Homes in the grand, upscale Pacific Heights neighborhood deliver commanding views of the San Francisco Bay and the city below, with neighborhood hills rising from the Marina and running along an east-west ridge between the Presidio and Van Ness Avenue. When Hollywood wants to film a chase scene, Pacific Heights is where it comes for cinematic thrills.
Some of the oldest, grandest, and largest homes in the city can be found in highly affluent Pacific Heights, which features an ample stock of Victorians, Edwardians, Mission Revivals, and homes in the style of French chateaus. Some of the former baronial mansions now serve as elite private schools, including San Francisco University High School, Drew School, Town School For Boys, and Convent of the Sacred Heart (in the former Flood Mansion).

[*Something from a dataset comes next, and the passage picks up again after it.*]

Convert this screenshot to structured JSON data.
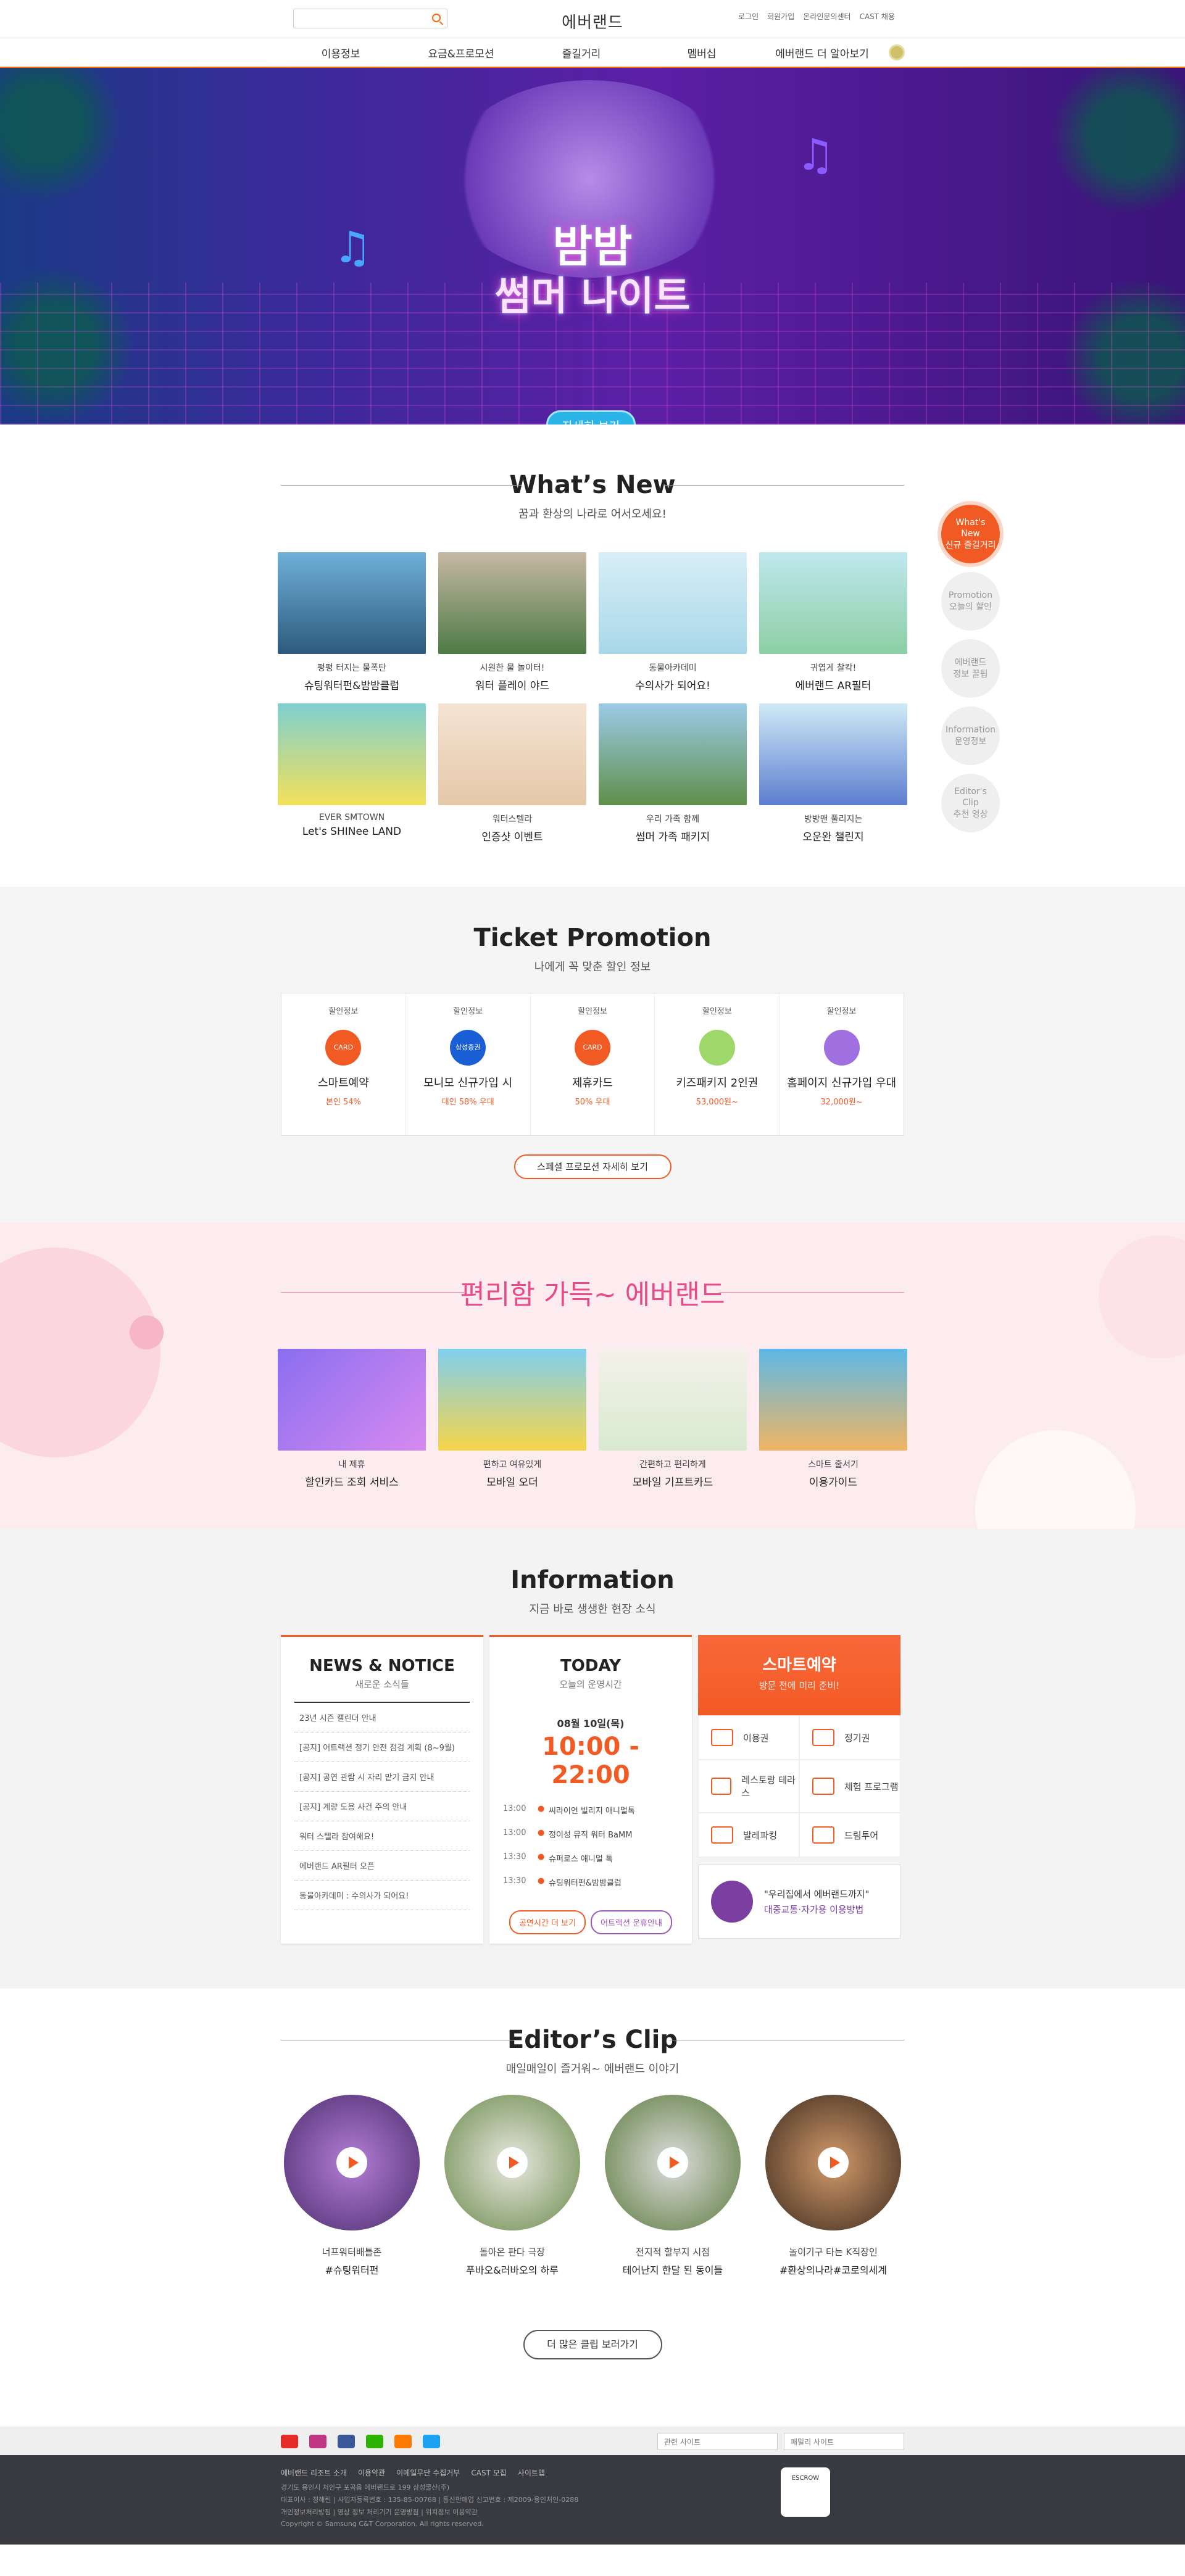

Pacific Heights has gorgeous parks, playgrounds, and, bounded by the Presidio, easy access to open space and miles of hiking, running, and biking trails. The main shopping district can be found on Fillmore Street, which runs north and south through Pacific Heights and is home to some of the city’s chicest boutiques and choicest restaurants.

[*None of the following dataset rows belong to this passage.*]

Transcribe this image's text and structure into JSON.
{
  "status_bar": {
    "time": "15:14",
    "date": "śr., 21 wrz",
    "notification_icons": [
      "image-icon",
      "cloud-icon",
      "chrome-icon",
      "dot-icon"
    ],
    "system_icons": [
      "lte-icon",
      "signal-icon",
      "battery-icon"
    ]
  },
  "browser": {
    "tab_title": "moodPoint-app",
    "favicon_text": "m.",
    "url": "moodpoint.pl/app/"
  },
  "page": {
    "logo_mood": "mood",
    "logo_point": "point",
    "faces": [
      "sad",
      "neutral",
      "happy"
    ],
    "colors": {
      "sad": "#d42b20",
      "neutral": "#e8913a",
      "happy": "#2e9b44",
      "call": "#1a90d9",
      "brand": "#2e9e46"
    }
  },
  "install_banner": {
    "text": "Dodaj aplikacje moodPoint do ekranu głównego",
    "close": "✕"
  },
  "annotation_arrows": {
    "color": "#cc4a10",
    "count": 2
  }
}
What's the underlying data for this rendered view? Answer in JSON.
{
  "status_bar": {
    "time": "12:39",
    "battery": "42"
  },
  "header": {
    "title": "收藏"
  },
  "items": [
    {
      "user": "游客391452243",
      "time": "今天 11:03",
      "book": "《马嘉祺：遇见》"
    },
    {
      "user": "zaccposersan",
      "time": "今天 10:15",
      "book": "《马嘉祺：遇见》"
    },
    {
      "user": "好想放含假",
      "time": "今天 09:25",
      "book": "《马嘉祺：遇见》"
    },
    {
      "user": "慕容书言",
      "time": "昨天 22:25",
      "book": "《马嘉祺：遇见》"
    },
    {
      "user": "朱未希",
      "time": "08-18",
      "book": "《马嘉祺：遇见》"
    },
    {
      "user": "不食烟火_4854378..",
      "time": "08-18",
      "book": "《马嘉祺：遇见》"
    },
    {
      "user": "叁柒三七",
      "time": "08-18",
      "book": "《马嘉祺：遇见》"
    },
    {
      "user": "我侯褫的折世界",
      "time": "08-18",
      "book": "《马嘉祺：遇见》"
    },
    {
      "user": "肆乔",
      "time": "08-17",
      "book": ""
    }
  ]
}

The Marina neighborhood is one of the most sought-after in the city. San Francisco begins at the foot of the Golden Gate Bridge, where the city meets the bay. The Marina is home to a large marina and its fleet of exotic yachts. Residents in the million-dollar homes of the Marina appreciate the sun-swept views; the walking, running, and biking trail that runs along the bay; and the wide-open grassy Marina Green that's in constant use by kite flyers and volleyball and soccer players.
One of the main attractions in the Marina is the Palace of Fine Arts, a Roman Classical monument designed by Bernard Maybeck for the Panama-Pacific International Exposition in 1915. The rotunda, massive columns, and lagoon are a favorite place for wedding photographers and travel magazines to get their iconic pictures.

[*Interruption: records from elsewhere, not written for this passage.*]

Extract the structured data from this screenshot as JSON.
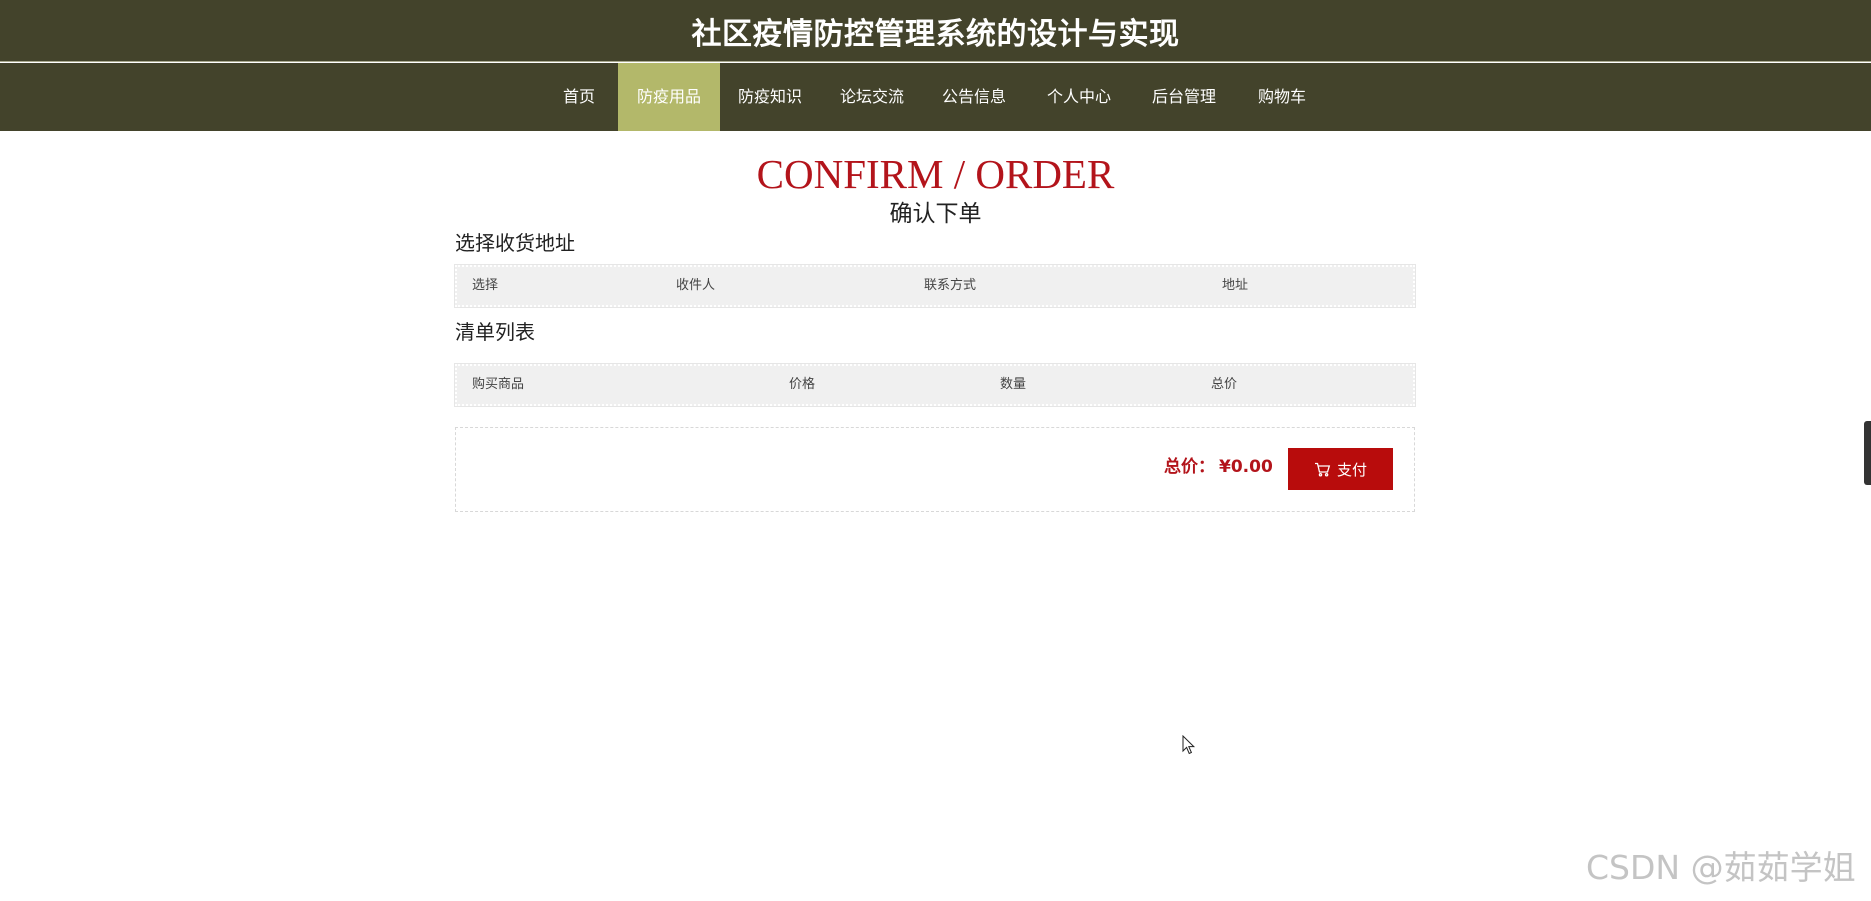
{
  "header": {
    "title": "社区疫情防控管理系统的设计与实现"
  },
  "nav": {
    "items": [
      {
        "label": "首页"
      },
      {
        "label": "防疫用品"
      },
      {
        "label": "防疫知识"
      },
      {
        "label": "论坛交流"
      },
      {
        "label": "公告信息"
      },
      {
        "label": "个人中心"
      },
      {
        "label": "后台管理"
      },
      {
        "label": "购物车"
      }
    ],
    "active_label": "防疫用品",
    "active_color": "#b3b86a"
  },
  "page": {
    "title_en": "CONFIRM / ORDER",
    "title_cn": "确认下单"
  },
  "address_section": {
    "title": "选择收货地址",
    "columns": [
      "选择",
      "收件人",
      "联系方式",
      "地址"
    ]
  },
  "order_section": {
    "title": "清单列表",
    "columns": [
      "购买商品",
      "价格",
      "数量",
      "总价"
    ]
  },
  "summary": {
    "total_label": "总价：",
    "total_value": "¥0.00",
    "pay_label": "支付"
  },
  "watermark": "CSDN @茹茹学姐",
  "colors": {
    "header_bg": "#43432b",
    "accent_red": "#b3141b",
    "button_red": "#b80c0c"
  },
  "icons": {
    "pay": "cart-icon",
    "pointer": "cursor-arrow-icon"
  }
}
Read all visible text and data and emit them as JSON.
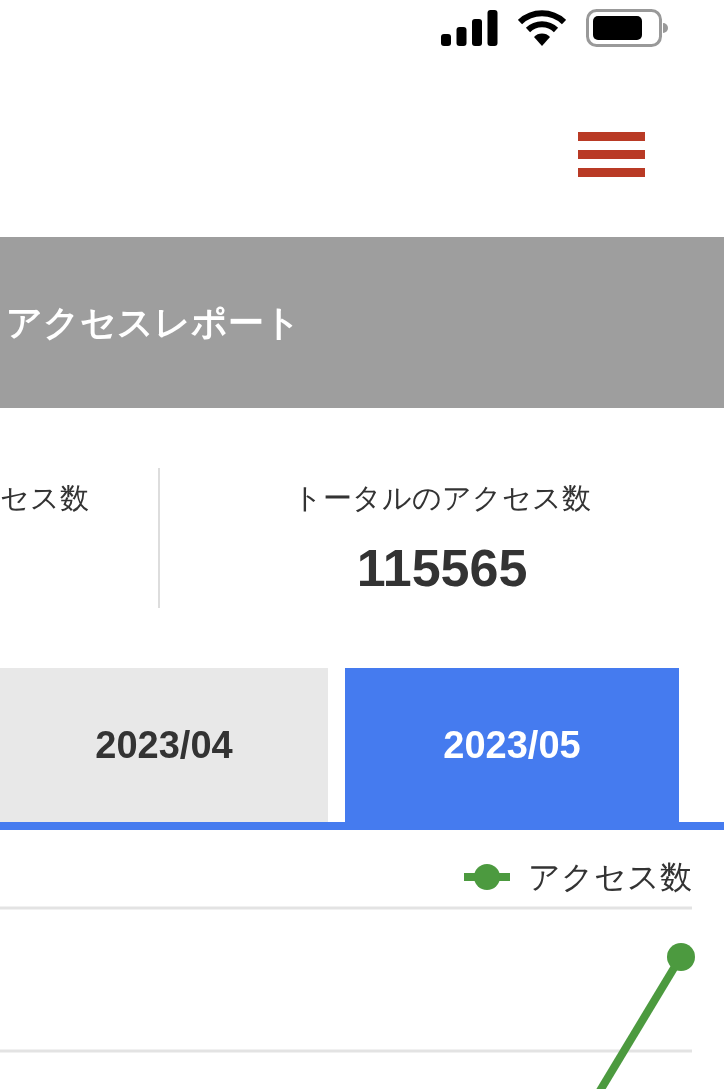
{
  "page_title": "アクセスレポート",
  "stats": [
    {
      "label": "セス数"
    },
    {
      "label": "トータルのアクセス数",
      "value": "115565"
    }
  ],
  "tabs": [
    {
      "label": "2023/04",
      "selected": false
    },
    {
      "label": "2023/05",
      "selected": true
    }
  ],
  "chart": {
    "legend": [
      {
        "name": "アクセス数",
        "color": "#4c9a3f"
      }
    ]
  }
}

Just east of the Marina is Fort Mason Center, a former Army outpost that now houses a vibrant cultural-arts center featuring art openings, galleries, and dance performances and theater in the Cowell Theater. A farmers market, a food and wine festival that attracts thousands, and Greens, one of the first restaurants to offer haute-cuisine vegetarian fare, all operate out of the old Army depot buildings at Fort Mason.
Lower Pac Heights
Between California Street and Geary Boulevard and Presidio Avenue and Gough Streets lies Lower Pacific Heights, a new name for an old neighborhood. This community boasts a central location, proximity to Muni bus lines (the 1 California, the 2 Clement, the 3 Jackson, the 22 Fillmore, and the 38 Geary), and great shopping along the main axis, Fillmore Street.
Ethnically and economically diverse, the neighborhood offers a buffet of city living. Residents can choose from the nightlife along Fillmore Street, including blues venue Boom Boom Room; Japantown and its extraordinary urban mall offering restaurants and specialty retail stores; recently renovated Lafayette Park; and the sunny, spacious, and welcoming Yoga Works on Divisadero Street, where another business district offers a range of restaurants and bars.
Elegant and swanky, Nob Hill is full of grand hotels bordering Huntington Park and imposing mansions. Nob Hill is home to old San Francisco, perched on a steep slope made accessible in the 1870s by the California Street cable car, which still runs through the heart of the neighborhood. The descendants of San Francisco's founding families still frequent their private clubs here, including the gentlemen’s only Bohemian Club.
Neighborhood homes for sale are among the most desirable in all of San Francisco. Baronial wealth is still on display here. Pre-war luxury apartments, decorated with wedding-cake facades, are scattered throughout the neighborhood.
The heart of Nob Hill is Huntington Park and its iconic, 10-foot tall Fountain of Tortoises. Plenty of benches around the classic urban square provide a welcome rest for those who hike up the hill. A children's playground is a hidden gem.
The massive stone edifice of Grace Cathedral represents the Episcopal soul of the community. The Cathedral upholds a strong social-justice program, hosts vocal concerts, and maintains an outdoor labyrinth where locals pace its inlaid stone path in meditative silence.
Despite its steep streets, Nob Hill is an extremely walkable neighborhood with the feel of an urban oasis. Bounded by the upscale boutiques of Union Square, the hubbub of Chinatown, and the nightclubs of Polk Street, Nob Hill is within walking distance to the Financial District and Downtown. Muni bus lines that serve the area include the 1 California and the 30 Stockton.